**What the exercise asks**.
Everything in the data below is to be reproduced without any deviation.

**Dataset content**.

++++++++++++++++++++

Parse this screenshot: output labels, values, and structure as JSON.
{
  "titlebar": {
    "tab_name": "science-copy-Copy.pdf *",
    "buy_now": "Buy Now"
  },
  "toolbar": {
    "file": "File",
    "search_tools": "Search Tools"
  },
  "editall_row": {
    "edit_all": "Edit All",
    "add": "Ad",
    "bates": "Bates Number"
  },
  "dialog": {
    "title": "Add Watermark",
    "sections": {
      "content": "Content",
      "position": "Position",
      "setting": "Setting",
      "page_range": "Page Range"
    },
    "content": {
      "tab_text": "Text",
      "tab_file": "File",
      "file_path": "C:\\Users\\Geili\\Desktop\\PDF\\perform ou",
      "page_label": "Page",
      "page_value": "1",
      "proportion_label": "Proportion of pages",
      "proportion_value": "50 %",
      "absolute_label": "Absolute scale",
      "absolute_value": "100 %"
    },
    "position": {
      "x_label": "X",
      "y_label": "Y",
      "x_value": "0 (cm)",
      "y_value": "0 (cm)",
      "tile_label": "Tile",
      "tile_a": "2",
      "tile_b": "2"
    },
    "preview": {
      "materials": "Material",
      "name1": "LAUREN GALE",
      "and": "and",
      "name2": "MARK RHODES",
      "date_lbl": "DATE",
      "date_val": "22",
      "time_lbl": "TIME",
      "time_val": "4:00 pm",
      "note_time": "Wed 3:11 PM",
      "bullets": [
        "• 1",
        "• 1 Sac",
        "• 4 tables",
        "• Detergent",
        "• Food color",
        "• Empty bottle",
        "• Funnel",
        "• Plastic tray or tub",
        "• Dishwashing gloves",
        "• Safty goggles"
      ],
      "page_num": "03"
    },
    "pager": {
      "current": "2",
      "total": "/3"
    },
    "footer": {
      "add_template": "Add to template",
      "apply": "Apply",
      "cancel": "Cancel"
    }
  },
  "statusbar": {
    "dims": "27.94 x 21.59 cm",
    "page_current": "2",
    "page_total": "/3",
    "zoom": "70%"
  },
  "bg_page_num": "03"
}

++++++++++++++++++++

**Solution below**.
Parse this screenshot: output labels, values, and structure as JSON.
{
  "titlebar": {
    "tab_name": "science-copy-Copy.pdf *",
    "buy_now": "Buy Now"
  },
  "toolbar": {
    "file": "File",
    "search_tools": "Search Tools"
  },
  "editall_row": {
    "edit_all": "Edit All",
    "add": "Ad",
    "bates": "Bates Number"
  },
  "dialog": {
    "title": "Add Watermark",
    "sections": {
      "content": "Content",
      "position": "Position",
      "setting": "Setting",
      "page_range": "Page Range"
    },
    "content": {
      "tab_text": "Text",
      "tab_file": "File",
      "file_path": "C:\\Users\\Geili\\Desktop\\PDF\\perform ou",
      "page_label": "Page",
      "page_value": "1",
      "proportion_label": "Proportion of pages",
      "proportion_value": "50 %",
      "absolute_label": "Absolute scale",
      "absolute_value": "100 %"
    },
    "position": {
      "x_label": "X",
      "y_label": "Y",
      "x_value": "0 (cm)",
      "y_value": "0 (cm)",
      "tile_label": "Tile",
      "tile_a": "2",
      "tile_b": "2"
    },
    "preview": {
      "materials": "Material",
      "name1": "LAUREN GALE",
      "and": "and",
      "name2": "MARK RHODES",
      "date_lbl": "DATE",
      "date_val": "22",
      "time_lbl": "TIME",
      "time_val": "4:00 pm",
      "note_time": "Wed 3:11 PM",
      "bullets": [
        "• 1",
        "• 1 Sac",
        "• 4 tables",
        "• Detergent",
        "• Food color",
        "• Empty bottle",
        "• Funnel",
        "• Plastic tray or tub",
        "• Dishwashing gloves",
        "• Safty goggles"
      ],
      "page_num": "03"
    },
    "pager": {
      "current": "2",
      "total": "/3"
    },
    "footer": {
      "add_template": "Add to template",
      "apply": "Apply",
      "cancel": "Cancel"
    }
  },
  "statusbar": {
    "dims": "27.94 x 21.59 cm",
    "page_current": "2",
    "page_total": "/3",
    "zoom": "70%"
  },
  "bg_page_num": "03"
}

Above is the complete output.